Tunneling Johannesburg for the new regional rail system
Cape Town stadium
A new public space
These troubles highlight some of the problems with South African transit in general. Most cities are dominated by cars and minibus taxis. As a result, the cities are often congested and hectic with car traffic. Unsafe drivers are a constant menace on South African roads, where crashes claim thousands of lives every year. And for the rail systems that do currently exist, underinvestment and aging infrastructure have some concerned that the entire passenger rail system could collapse within a decade.
Public space in South Africa also stands to benefit as a result of the World Cup. Like previous World Cup host Germany, South Africa's host cities are creating fan parks during the tournament where the public can view games on big screens. A new concept first tested during the 2006 World Cup, these public viewing areas are seen as a way of spreading the event beyond the edges of the stadia and opening the games up to those who can't afford tickets for the matches. Each of the nine host cities has a public viewing area planned, as do a handful of other cities.
Though most of these venues will be temporary establishments during the event, there are some examples of permanent improvements to the public realm. One example is in the city of Cape Town, where planners have turned the public space surrounding the city's World Cup stadium into a huge urban park.
But recognizing that actually getting to that park could be difficult for the poorest of this city's 3.5 million people, officials have also taken advantage of the World Cup as an economic engine to build a series of public spaces in some of the less advantaged parts of the city. Officials are building 23 new public parks and community facilities all over town. Not directly related to the World Cup events per se, this program uses the event as a springboard to invest in the creation of much-needed public spaces within underserved sections of the city.

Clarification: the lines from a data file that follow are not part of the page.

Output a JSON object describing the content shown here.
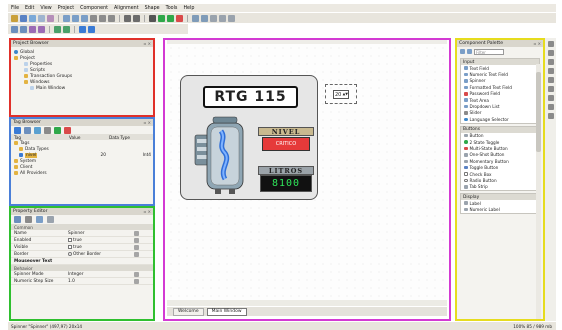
{
  "menubar": [
    "File",
    "Edit",
    "View",
    "Project",
    "Component",
    "Alignment",
    "Shape",
    "Tools",
    "Help"
  ],
  "project_browser": {
    "title": "Project Browser",
    "items": [
      {
        "label": "Global",
        "icon": "globe-icon",
        "level": 0
      },
      {
        "label": "Project",
        "icon": "folder-icon",
        "level": 0
      },
      {
        "label": "Properties",
        "icon": "doc-icon",
        "level": 2
      },
      {
        "label": "Scripts",
        "icon": "doc-icon",
        "level": 2
      },
      {
        "label": "Transaction Groups",
        "icon": "folder-icon",
        "level": 2
      },
      {
        "label": "Windows",
        "icon": "folder-icon",
        "level": 2
      },
      {
        "label": "Main Window",
        "icon": "doc-icon",
        "level": 3
      }
    ]
  },
  "tag_browser": {
    "title": "Tag Browser",
    "columns": [
      "Tag",
      "Value",
      "Data Type"
    ],
    "rows": [
      {
        "tag": "Tags",
        "value": "",
        "type": "",
        "level": 0
      },
      {
        "tag": "Data Types",
        "value": "",
        "type": "",
        "level": 1
      },
      {
        "tag": "nivel",
        "value": "20",
        "type": "Int4",
        "level": 1
      },
      {
        "tag": "System",
        "value": "",
        "type": "",
        "level": 0
      },
      {
        "tag": "Client",
        "value": "",
        "type": "",
        "level": 0
      },
      {
        "tag": "All Providers",
        "value": "",
        "type": "",
        "level": 0
      }
    ]
  },
  "property_editor": {
    "title": "Property Editor",
    "section_common": "Common",
    "rows": [
      {
        "name": "Name",
        "value": "Spinner"
      },
      {
        "name": "Enabled",
        "value": "true"
      },
      {
        "name": "Visible",
        "value": "true"
      },
      {
        "name": "Border",
        "value": "Other Border"
      },
      {
        "name": "Mouseover Text",
        "value": ""
      }
    ],
    "section_behavior": "Behavior",
    "rows2": [
      {
        "name": "Spinner Mode",
        "value": "Integer"
      },
      {
        "name": "Numeric Step Size",
        "value": "1.0"
      }
    ]
  },
  "designer": {
    "window_title": "RTG 115",
    "nivel_label": "NIVEL",
    "nivel_alarm": "CRITICO",
    "litros_label": "LITROS",
    "litros_value": "8100",
    "spinner_value": "20",
    "tabs": [
      "Welcome",
      "Main Window"
    ]
  },
  "component_palette": {
    "title": "Component Palette",
    "search_placeholder": "Filter",
    "groups": [
      {
        "name": "Input",
        "items": [
          "Text Field",
          "Numeric Text Field",
          "Spinner",
          "Formatted Text Field",
          "Password Field",
          "Text Area",
          "Dropdown List",
          "Slider",
          "Language Selector"
        ]
      },
      {
        "name": "Buttons",
        "items": [
          "Button",
          "2 State Toggle",
          "Multi-State Button",
          "One-Shot Button",
          "Momentary Button",
          "Toggle Button",
          "Check Box",
          "Radio Button",
          "Tab Strip"
        ]
      },
      {
        "name": "Display",
        "items": [
          "Label",
          "Numeric Label"
        ]
      }
    ]
  },
  "status": {
    "left": "Spinner \"Spinner\" (497,97) 20x14",
    "right": "100%  85 / 989 mb"
  },
  "colors": {
    "project_border": "#e0302a",
    "tag_border": "#4a7fd8",
    "prop_border": "#2fbf2f",
    "designer_border": "#d33ad3",
    "palette_border": "#e6dc1e"
  }
}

"The popular belief that this World Cup and the infrastructure associated with the stadium will, of necessity, yield a benefit to the public and leave a legacy that will have meaning for the poor is a bit of a pipe dream," said Cedric Daniels, manager of the Urban Design Branch of the Cape Town Planning Department. He says the city wanted to use the World Cup to edge in some public projects aimed at helping the city's poor, but which it hadn't previously had the opportunity to do.
The city's Quality Public Space program is building amenities like playing fields, community centers, and public plazas. Daniels says these facilities are likely to have a bigger impact on the city's poor population than the spaces created specifically for the World Cup, 8 games of which will take place in Cape Town.
"Public space is central to public life," said Daniels. "Civic life wouldn't be possible without public space, and good quality public space at that."
Read the full article
The Infrastructural Benefit of South Africa's World Cup